Why is this very unfortunate? The answer counts multiple parts, so bear with me.
The Bukit Brown Cemetery, while being maintained, is no longer in use for new tombs since the 70’s, as such it is very little affected by the hands of man and has become a sanctuary for many of the birds in Singapore (about a quarter of all species of birds in Singapore) and 13 of them being endangered species. This is without counting species of snakes (not all popular such as the king cobra or the spitting cobra, but nature is not about popularity, it is about balance) and other reptiles, rodents and other species. The planned destruction, even partial, will without doubt render the Singapore bio-environment more fragile and increase the pressure on already threatened species of animals. This is not to mention beautiful old trees which would be lost as well.
The Bukit Brown Cemetery is quite a huge park with its 100’000 Chinese tombs, which makes the park not only a Singapore jewel but also is the biggest Chinese cemetery outside of China. I think quite appropriate to mention the cultural importance of this cemetery during the period of the Qing Ming Festival (清明节) which is a period for Chinese to clean the tombs and show respect to their ancestors. If you have a chance to visit Bukit Brown this week, do so and get to know more about the Chinese culture.
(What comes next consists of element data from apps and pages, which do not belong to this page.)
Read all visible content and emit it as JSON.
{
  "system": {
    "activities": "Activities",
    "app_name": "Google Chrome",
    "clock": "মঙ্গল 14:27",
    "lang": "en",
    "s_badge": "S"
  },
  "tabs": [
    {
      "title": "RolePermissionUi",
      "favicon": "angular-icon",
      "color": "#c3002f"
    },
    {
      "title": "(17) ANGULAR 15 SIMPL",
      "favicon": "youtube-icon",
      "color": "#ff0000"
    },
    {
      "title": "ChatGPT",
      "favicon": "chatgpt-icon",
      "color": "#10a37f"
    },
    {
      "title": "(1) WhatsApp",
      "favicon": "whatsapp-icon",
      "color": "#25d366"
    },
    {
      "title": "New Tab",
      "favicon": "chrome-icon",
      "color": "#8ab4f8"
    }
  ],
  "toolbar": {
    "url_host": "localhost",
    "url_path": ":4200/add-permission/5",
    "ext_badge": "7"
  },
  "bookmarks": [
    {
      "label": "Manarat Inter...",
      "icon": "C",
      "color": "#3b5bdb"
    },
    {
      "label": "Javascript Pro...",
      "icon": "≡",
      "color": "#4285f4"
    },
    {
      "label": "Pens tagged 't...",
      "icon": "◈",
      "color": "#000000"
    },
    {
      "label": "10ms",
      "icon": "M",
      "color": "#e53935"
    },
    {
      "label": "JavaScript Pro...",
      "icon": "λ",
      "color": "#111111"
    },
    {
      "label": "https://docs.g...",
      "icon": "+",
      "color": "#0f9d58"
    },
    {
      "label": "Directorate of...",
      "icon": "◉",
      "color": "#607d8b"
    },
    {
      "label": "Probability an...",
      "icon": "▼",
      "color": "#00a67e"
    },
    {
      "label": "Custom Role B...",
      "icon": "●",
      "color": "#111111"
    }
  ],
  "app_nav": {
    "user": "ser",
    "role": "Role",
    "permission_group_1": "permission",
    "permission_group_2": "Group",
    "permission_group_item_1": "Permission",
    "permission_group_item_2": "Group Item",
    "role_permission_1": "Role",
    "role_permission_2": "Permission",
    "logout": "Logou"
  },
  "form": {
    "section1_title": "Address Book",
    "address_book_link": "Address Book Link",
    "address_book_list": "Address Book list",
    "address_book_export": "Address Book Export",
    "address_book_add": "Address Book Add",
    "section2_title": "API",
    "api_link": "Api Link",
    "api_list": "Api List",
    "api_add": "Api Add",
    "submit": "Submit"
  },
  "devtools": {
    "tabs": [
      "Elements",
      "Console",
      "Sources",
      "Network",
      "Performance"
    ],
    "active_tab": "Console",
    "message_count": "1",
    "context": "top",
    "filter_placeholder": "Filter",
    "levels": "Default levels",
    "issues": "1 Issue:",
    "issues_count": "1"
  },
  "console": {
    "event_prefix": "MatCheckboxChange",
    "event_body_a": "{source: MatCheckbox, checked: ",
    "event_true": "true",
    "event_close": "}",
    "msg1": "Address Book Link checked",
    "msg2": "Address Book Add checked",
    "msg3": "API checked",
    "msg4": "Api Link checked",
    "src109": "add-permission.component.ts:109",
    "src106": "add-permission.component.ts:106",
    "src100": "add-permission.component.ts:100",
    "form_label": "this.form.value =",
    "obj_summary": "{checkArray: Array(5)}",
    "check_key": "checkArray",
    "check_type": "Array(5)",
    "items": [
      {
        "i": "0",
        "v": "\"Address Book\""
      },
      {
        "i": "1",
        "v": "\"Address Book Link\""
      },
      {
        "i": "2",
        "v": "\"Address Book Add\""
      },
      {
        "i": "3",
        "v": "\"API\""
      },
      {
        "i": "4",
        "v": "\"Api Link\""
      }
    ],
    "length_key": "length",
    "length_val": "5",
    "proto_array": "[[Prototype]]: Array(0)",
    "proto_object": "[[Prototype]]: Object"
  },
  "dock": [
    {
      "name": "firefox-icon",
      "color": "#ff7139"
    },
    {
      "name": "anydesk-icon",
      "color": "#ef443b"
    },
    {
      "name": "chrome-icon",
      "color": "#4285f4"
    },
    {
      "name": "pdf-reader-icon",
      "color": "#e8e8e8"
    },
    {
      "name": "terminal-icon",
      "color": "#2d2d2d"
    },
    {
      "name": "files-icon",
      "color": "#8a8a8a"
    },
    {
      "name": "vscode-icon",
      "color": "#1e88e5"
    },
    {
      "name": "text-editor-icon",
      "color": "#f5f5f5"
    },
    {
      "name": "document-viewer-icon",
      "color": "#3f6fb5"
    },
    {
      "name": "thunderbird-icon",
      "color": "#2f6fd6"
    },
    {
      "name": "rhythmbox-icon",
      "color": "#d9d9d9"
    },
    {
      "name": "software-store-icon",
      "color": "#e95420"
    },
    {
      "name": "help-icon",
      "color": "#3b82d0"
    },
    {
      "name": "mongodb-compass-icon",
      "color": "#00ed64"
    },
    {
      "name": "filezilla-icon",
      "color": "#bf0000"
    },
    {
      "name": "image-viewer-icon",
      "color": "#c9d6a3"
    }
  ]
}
A number of important figures in the history of Singapore have their tombs in Bukit Brown. There are tombs from the 19th century as well which have been moved to Bukit Brown in the early 20th century after other ancient cemetery had been closed for development, as such Bukit Brown is unique. For foreign readers, and although the analogies are not perfect, it is a bit if your respective government wanted to replace Arlington National Cemetery in USA, VA or Père Lachaise Cemetery in France by a highway.
Bukit Brown Cemetery is not the only endangered piece of greenery in Singapore. There is also the Muslim Bidadari Cemetery, which thousands of tombs have already been destroyed and which should be developed into housing this year. Similarly to Bukit Brown this site will increase the pressure on endangered species of birds. For the future, but the LTA seems to be serious about it, the Singapore Central Catchment — by far the biggest and most precious natural reserve of Singapore — is being considered to be traversed by a line of urban train (at this stage it is unclear if the line will be entered of not) which could have catastrophic consequence on the wildlife of Singapore.
Singapore government plans to increase its population over the next few years from 5.3 millions to about 7 millions inhabitants. This in hope that it will sustain growth for Singapore and continued increased in living standards for Singaporeans. Obviously this causes major challenges such as where to house the additional 2 millions, how to get them to commute to work. For the big picture view it seems that the government has made its mind as to where the priorities are.
I however hope that more Singaporeans will ask the good questions and help find creative solutions, otherwise Singapore might soon look very much like Hong Kong, without its peak.